[BRIEF]
Identify every line in the records below that contains the word "INGRESOS", and copy each of those lines.

[DATA TO PROCESS]

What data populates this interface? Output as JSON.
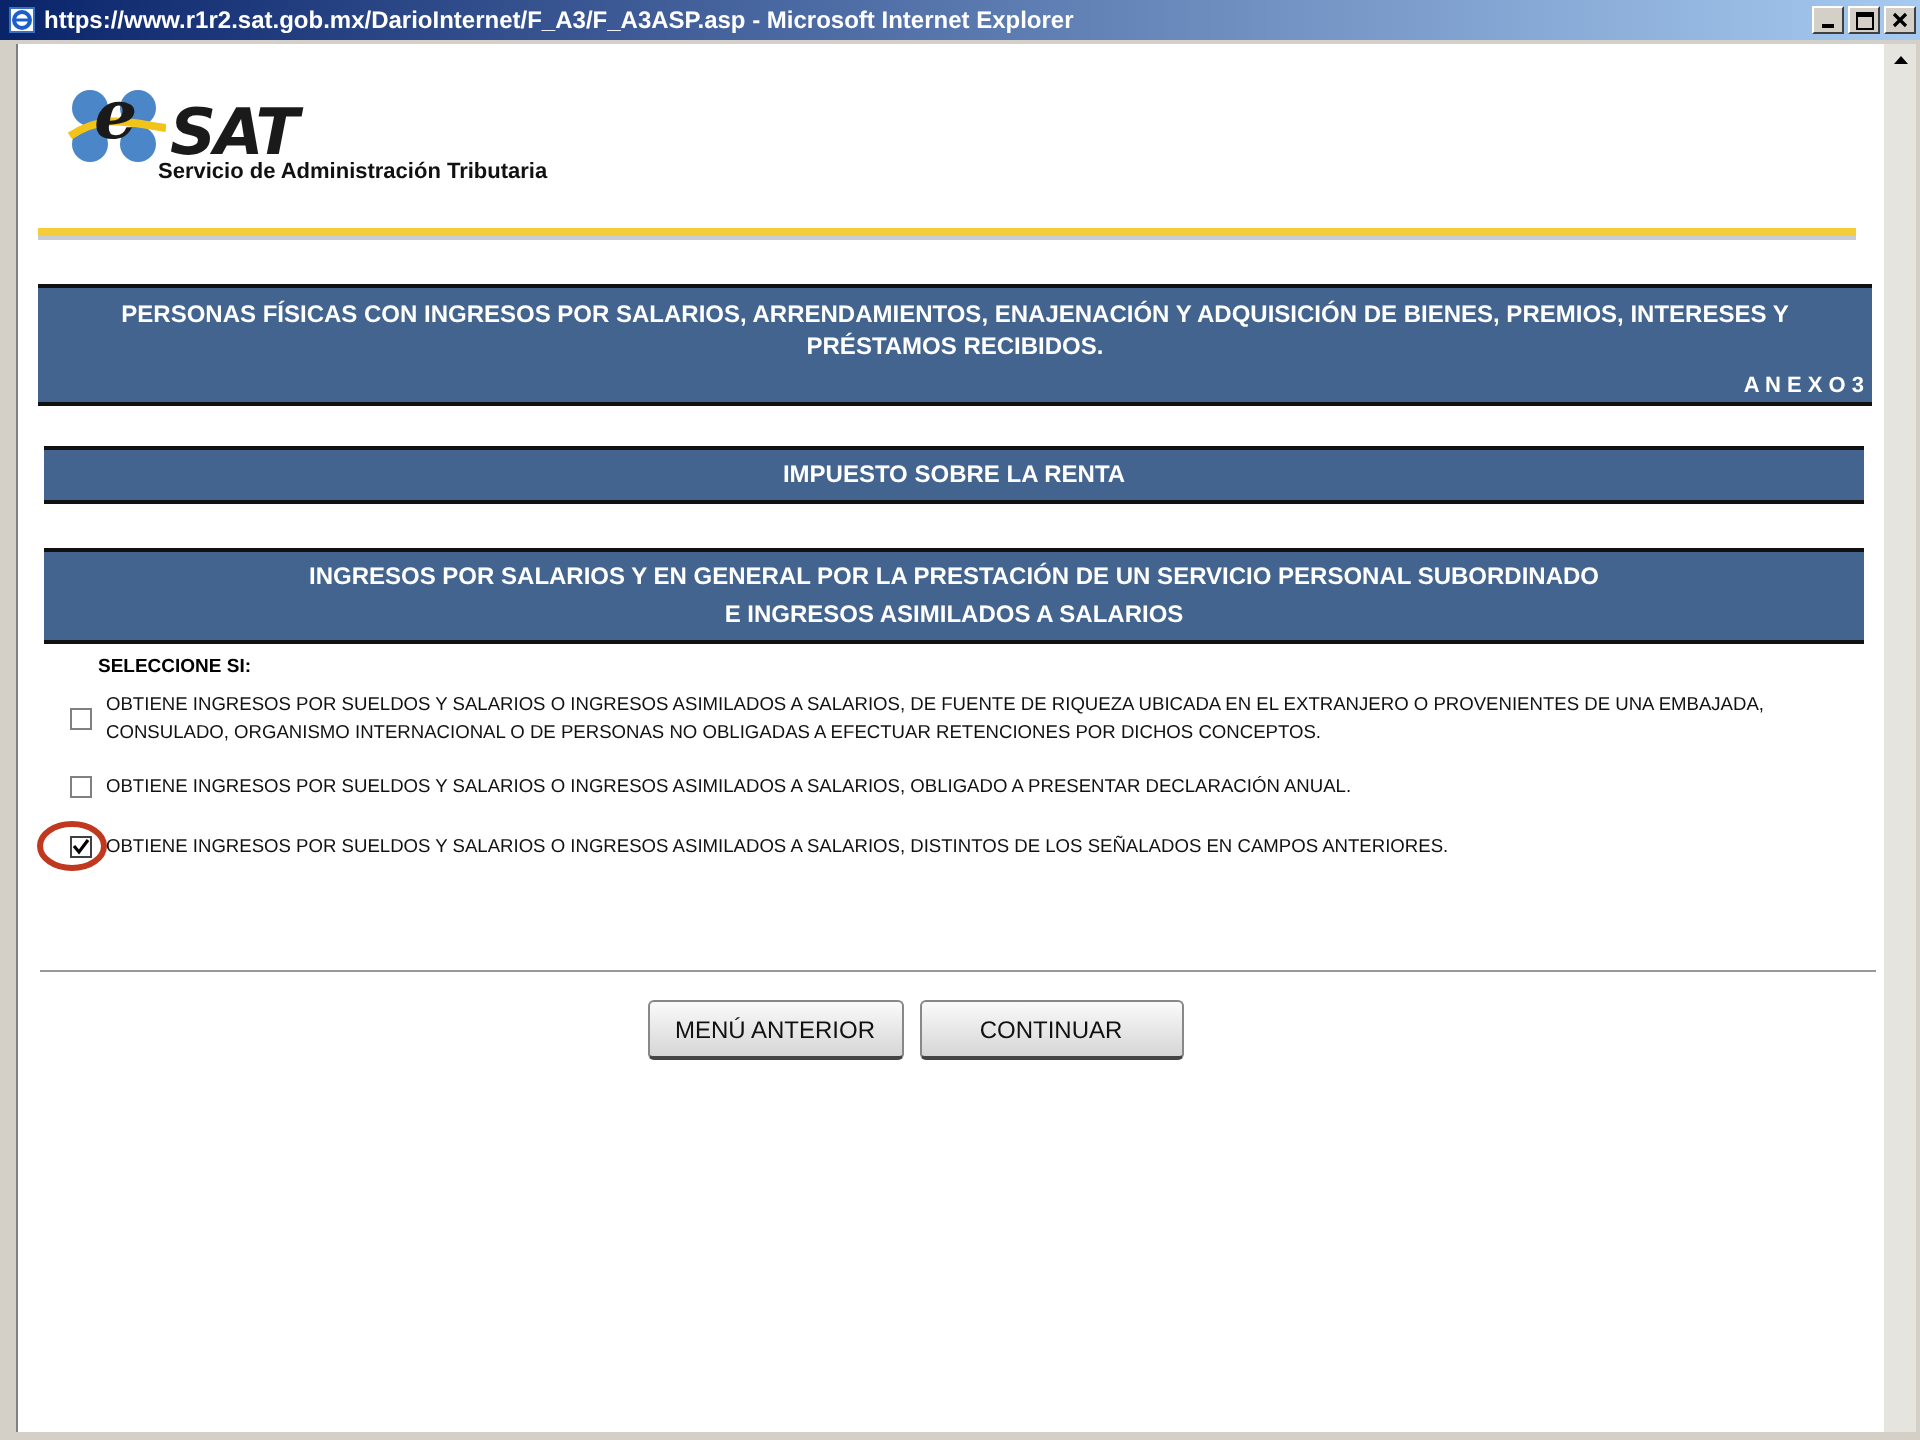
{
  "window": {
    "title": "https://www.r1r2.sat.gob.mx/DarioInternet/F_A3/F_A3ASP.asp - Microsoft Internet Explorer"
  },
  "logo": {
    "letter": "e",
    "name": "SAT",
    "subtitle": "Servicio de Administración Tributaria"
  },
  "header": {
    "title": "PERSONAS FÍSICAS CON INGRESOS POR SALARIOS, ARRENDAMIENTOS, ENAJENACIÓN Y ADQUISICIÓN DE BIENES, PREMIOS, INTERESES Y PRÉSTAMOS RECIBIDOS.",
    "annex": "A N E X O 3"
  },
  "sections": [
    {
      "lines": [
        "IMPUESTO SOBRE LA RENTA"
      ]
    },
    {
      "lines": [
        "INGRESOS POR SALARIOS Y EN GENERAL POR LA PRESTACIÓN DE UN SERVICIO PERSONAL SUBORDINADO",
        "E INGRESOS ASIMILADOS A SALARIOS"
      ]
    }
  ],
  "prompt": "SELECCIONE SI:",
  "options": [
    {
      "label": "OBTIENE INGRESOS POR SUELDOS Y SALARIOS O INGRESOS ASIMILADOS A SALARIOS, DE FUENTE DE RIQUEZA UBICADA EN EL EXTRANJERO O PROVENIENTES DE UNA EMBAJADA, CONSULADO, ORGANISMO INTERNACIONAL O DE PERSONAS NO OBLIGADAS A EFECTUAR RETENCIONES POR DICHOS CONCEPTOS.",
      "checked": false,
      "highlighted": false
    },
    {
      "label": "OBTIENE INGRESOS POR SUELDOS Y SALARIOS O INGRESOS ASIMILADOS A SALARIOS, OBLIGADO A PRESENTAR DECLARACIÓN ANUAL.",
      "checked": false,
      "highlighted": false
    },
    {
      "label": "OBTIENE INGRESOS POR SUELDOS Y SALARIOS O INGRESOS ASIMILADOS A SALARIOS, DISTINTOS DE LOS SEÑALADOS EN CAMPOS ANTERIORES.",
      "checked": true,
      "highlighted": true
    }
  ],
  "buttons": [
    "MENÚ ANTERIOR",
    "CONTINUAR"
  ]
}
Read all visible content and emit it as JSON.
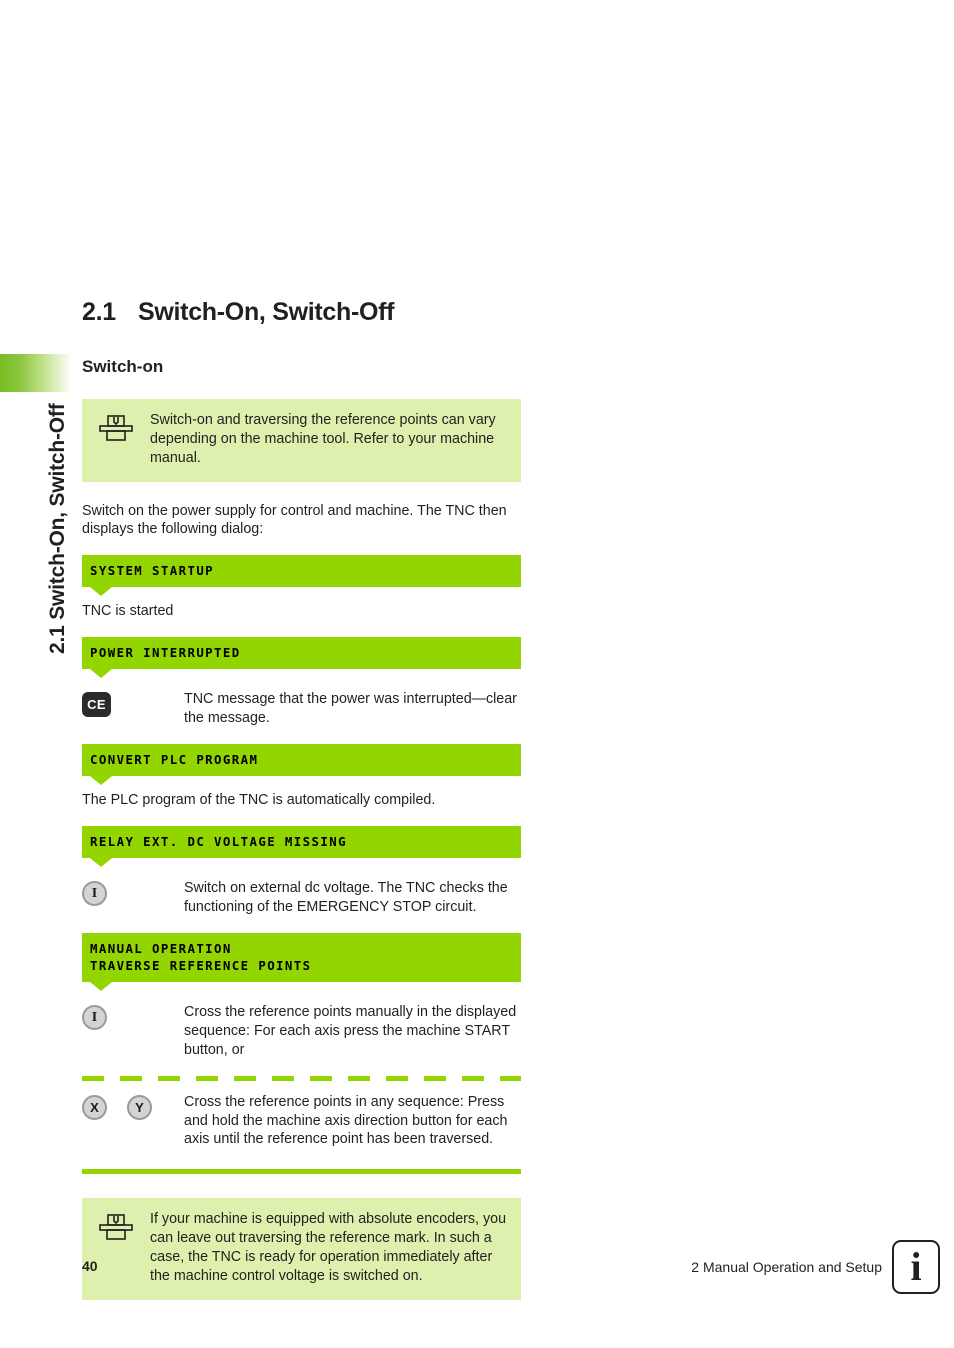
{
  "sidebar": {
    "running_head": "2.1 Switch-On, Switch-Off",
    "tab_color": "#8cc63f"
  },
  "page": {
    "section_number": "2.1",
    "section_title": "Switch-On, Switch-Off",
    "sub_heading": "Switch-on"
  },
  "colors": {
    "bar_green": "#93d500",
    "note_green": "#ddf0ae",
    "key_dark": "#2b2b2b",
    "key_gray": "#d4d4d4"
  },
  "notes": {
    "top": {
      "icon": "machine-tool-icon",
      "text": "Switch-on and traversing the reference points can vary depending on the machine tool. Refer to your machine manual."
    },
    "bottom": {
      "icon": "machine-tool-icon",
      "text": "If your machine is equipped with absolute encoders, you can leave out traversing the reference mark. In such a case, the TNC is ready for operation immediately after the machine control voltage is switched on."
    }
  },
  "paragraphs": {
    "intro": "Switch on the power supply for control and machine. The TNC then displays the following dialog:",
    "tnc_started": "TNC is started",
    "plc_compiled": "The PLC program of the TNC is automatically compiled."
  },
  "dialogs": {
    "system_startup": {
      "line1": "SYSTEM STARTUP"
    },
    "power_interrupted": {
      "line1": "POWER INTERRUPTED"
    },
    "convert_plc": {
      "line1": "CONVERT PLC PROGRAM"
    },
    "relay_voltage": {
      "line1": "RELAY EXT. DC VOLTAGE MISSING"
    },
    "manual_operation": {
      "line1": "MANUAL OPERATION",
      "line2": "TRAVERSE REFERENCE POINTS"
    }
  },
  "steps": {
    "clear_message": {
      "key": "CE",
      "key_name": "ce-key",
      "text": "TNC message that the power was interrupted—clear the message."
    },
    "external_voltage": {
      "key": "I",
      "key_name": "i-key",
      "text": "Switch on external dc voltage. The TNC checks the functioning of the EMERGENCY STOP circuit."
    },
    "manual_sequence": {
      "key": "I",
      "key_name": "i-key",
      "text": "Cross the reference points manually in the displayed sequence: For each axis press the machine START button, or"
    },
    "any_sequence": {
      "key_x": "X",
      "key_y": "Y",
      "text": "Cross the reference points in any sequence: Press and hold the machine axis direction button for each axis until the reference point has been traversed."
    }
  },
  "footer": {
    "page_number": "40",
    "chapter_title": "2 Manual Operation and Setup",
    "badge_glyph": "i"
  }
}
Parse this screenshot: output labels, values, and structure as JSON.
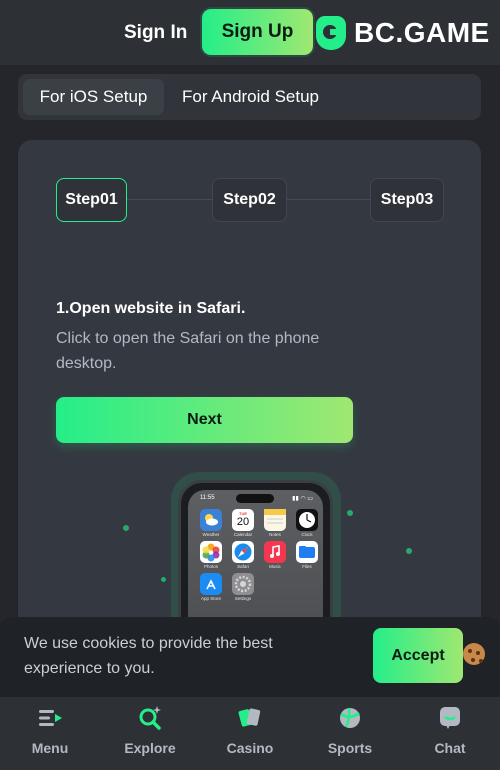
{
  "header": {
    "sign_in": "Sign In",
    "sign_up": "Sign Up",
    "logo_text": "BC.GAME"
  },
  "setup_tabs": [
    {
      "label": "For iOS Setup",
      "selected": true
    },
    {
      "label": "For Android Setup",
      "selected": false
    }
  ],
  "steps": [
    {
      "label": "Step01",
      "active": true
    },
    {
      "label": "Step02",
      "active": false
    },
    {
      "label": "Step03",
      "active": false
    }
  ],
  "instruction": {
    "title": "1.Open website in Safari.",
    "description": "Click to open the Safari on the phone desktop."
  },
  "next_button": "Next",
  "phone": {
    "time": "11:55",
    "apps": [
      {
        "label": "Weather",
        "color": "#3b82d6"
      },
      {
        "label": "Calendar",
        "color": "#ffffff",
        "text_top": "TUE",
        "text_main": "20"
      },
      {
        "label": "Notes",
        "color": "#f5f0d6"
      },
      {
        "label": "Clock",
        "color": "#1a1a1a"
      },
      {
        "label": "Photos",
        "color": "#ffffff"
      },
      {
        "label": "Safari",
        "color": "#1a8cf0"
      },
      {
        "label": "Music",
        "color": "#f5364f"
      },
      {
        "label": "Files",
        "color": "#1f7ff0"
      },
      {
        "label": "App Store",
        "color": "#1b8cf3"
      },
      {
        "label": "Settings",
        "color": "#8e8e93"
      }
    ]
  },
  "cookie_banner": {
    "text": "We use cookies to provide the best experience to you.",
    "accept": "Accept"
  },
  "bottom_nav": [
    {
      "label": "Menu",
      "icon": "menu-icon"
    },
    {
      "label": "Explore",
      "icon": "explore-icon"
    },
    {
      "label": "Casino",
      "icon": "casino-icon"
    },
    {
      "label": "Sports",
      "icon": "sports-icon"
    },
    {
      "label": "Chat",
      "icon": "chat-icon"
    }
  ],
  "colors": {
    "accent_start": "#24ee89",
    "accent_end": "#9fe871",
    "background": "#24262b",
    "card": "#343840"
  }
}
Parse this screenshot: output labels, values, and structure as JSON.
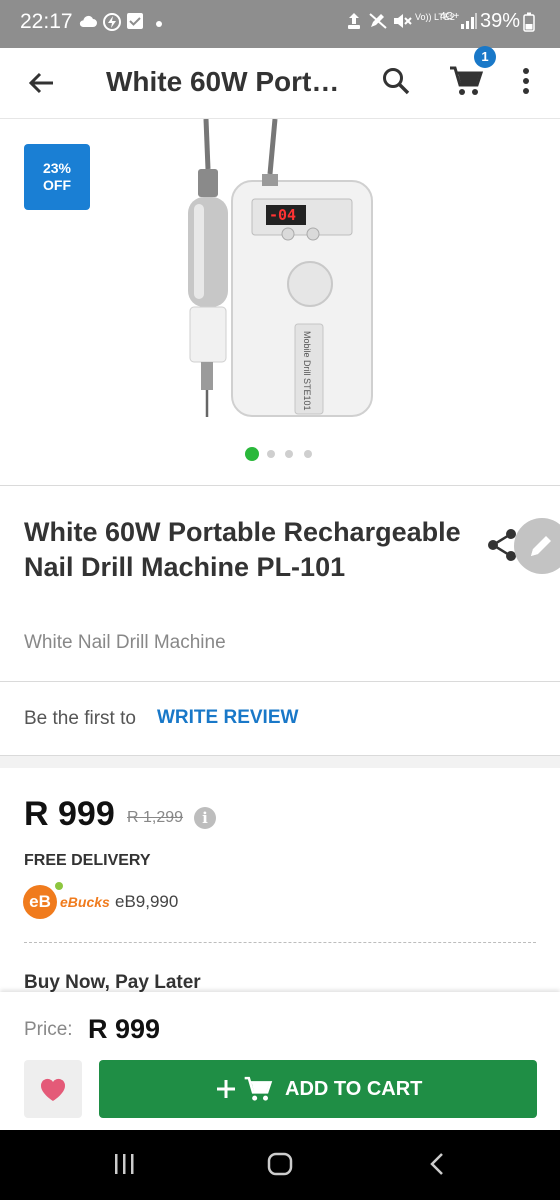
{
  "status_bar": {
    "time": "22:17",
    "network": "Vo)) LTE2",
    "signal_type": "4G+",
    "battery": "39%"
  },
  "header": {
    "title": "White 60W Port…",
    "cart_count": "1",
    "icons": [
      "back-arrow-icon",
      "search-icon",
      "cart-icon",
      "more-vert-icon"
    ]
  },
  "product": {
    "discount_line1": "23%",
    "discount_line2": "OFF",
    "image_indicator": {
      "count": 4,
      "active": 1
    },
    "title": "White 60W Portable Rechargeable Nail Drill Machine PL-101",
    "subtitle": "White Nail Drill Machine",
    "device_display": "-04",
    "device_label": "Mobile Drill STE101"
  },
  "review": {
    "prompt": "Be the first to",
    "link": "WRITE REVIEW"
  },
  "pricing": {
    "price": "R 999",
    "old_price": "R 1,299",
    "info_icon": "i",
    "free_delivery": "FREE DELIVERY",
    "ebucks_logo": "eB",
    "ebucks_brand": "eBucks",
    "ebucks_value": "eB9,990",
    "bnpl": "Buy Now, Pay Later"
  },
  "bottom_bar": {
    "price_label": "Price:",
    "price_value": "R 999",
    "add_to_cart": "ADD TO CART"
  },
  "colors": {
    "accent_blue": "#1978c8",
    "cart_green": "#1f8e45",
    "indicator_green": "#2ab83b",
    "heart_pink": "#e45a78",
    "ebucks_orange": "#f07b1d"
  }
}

[ANSWER SECTION]
    "title": "PERSONAS FÍSICAS CON INGRESOS POR SALARIOS, ARRENDAMIENTOS, ENAJENACIÓN Y ADQUISICIÓN DE BIENES, PREMIOS, INTERESES Y PRÉSTAMOS RECIBIDOS.",
        "INGRESOS POR SALARIOS Y EN GENERAL POR LA PRESTACIÓN DE UN SERVICIO PERSONAL SUBORDINADO",
        "E INGRESOS ASIMILADOS A SALARIOS"
      "label": "OBTIENE INGRESOS POR SUELDOS Y SALARIOS O INGRESOS ASIMILADOS A SALARIOS, DE FUENTE DE RIQUEZA UBICADA EN EL EXTRANJERO O PROVENIENTES DE UNA EMBAJADA, CONSULADO, ORGANISMO INTERNACIONAL O DE PERSONAS NO OBLIGADAS A EFECTUAR RETENCIONES POR DICHOS CONCEPTOS.",
      "label": "OBTIENE INGRESOS POR SUELDOS Y SALARIOS O INGRESOS ASIMILADOS A SALARIOS, OBLIGADO A PRESENTAR DECLARACIÓN ANUAL.",
      "label": "OBTIENE INGRESOS POR SUELDOS Y SALARIOS O INGRESOS ASIMILADOS A SALARIOS, DISTINTOS DE LOS SEÑALADOS EN CAMPOS ANTERIORES.",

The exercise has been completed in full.